In my assignment I have to prove the following statement:

Let $l$ be a natural number. Prove that for almost every $n$ the following inequality is true: $$n\lt\sqrt{n ^ 2 + l}\lt n+1$$

I chose to prove this by contradiction, and I wanted to know if it's correct.

• It is obvious that $n \lt n+1$.
• Assume for the sake of contradiction that $n \ge \sqrt{n ^ 2 + l}$.

Squaring both sides, we get: \begin{align} n^2 &\ge n^2 + l \\ 0 &\ge l \end{align} which contradicts the fact that $l$ is natural. Therefore, $n \lt \sqrt{n ^ 2 + l}$.

• Assume for the sake of contradiction that $\sqrt{n ^ 2 + l} \ge n+1$.

Squaring both sides, we get: \begin{align} n^2+l &\ge n^2+2n+1 \\ l &\ge 2n+1 \end{align} but this is another contradiction, because $l$ is a constant number, and can't be bigger than an infinite amount of numbers.

Therefore the inequality $n\lt\sqrt{n ^ 2 + l}\lt n+1$ is true.

Is my solution correct?

Thank you,

Alan

• `can't be bigger than an infinite amount of numbers.' is not a phrase you want to see in a proof. The idea is there though Apr 28, 2015 at 16:23
• @JackYoon thank you, I am very glad to hear that. Can you be more specific about the idea I have to improve there?
– Alan
Apr 28, 2015 at 16:24
• Search for $n$ such that which the inequality definitely hold. Apr 28, 2015 at 16:26
• Let's say I choose n to be bigger than $2n+1$. Then for almost every n, it's bigger than this $l$, and we have a contradiction?
– Alan
Apr 28, 2015 at 16:40
• Minor point: consider using a letter other than $l$ for a variable, looks too much like $1$.
– user153918
Apr 28, 2015 at 17:53

$$l\geq 2n+1$$ This doesn't contradict a known fact. It just states a boundary for $l$ given your assumption is correct. In a proof by contradiction, you need to arrive at results contradicting a general result for all $n$. Also $\sqrt {n^2+l}<n+1$ isn't true for all $n$, given an $l$. In fact, it is true only for $n>{\dfrac{l-1}{2}}$

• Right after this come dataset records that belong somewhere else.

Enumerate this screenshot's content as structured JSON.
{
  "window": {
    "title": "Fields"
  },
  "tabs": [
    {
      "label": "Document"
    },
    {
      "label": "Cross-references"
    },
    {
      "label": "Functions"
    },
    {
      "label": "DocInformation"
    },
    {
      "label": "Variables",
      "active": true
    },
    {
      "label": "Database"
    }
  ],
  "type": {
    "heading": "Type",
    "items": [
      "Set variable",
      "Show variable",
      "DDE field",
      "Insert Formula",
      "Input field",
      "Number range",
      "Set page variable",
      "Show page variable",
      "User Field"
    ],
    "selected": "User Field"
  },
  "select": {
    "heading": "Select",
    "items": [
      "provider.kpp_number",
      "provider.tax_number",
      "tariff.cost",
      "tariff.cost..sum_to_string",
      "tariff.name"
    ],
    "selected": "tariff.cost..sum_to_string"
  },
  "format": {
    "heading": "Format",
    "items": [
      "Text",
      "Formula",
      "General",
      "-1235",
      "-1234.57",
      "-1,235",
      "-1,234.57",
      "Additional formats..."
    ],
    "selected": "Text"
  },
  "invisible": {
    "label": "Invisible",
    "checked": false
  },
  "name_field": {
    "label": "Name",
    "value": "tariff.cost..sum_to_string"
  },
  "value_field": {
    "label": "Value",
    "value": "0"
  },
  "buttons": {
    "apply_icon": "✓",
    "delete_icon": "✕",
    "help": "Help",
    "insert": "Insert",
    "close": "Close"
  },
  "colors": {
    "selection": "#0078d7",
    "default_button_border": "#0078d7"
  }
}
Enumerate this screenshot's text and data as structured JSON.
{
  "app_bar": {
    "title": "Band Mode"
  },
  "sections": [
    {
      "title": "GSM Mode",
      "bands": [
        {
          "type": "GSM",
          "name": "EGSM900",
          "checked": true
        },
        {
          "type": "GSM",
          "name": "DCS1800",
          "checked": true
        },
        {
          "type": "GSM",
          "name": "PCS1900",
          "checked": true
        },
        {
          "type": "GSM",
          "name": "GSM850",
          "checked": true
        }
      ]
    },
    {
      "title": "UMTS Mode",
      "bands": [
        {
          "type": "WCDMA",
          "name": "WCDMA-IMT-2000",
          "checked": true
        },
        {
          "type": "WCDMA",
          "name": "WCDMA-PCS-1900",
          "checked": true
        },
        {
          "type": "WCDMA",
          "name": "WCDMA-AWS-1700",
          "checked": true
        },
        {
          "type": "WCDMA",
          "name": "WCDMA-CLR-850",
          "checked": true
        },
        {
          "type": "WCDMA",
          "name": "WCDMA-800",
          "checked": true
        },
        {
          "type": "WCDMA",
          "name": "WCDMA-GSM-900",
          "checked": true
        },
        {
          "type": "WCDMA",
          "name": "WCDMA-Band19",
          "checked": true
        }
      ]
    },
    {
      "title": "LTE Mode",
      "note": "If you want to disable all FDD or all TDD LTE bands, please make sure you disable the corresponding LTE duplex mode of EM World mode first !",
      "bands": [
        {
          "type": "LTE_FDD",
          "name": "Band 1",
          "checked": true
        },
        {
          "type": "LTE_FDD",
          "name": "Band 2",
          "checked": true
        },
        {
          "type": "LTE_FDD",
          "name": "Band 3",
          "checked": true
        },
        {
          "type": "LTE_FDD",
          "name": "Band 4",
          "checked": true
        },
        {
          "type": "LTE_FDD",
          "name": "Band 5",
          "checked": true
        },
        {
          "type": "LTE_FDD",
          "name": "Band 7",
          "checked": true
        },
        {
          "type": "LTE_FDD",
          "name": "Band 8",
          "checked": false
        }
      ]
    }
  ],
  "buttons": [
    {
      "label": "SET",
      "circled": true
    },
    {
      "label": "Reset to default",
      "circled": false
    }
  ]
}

To prove the inequality, you can simply say that it holds for all $n>{\dfrac{l-1}{2}}$, which will also satisfy the phrase "for almost every $n$".

• Thank you. I see what is wrong, how do I make it right?
– Alan
Apr 28, 2015 at 16:34
• Let's say I choose n to be bigger than $2n+1$. Then for almost every n, it's bigger than this $l$, and we have a contradiction?
– Alan
Apr 28, 2015 at 16:41
• @Alan, the answer has been edited. Hope it is clear now. (It had a small mistake earlier) Apr 30, 2015 at 3:35
• thank you! I'll have a look.
– Alan
Apr 30, 2015 at 3:50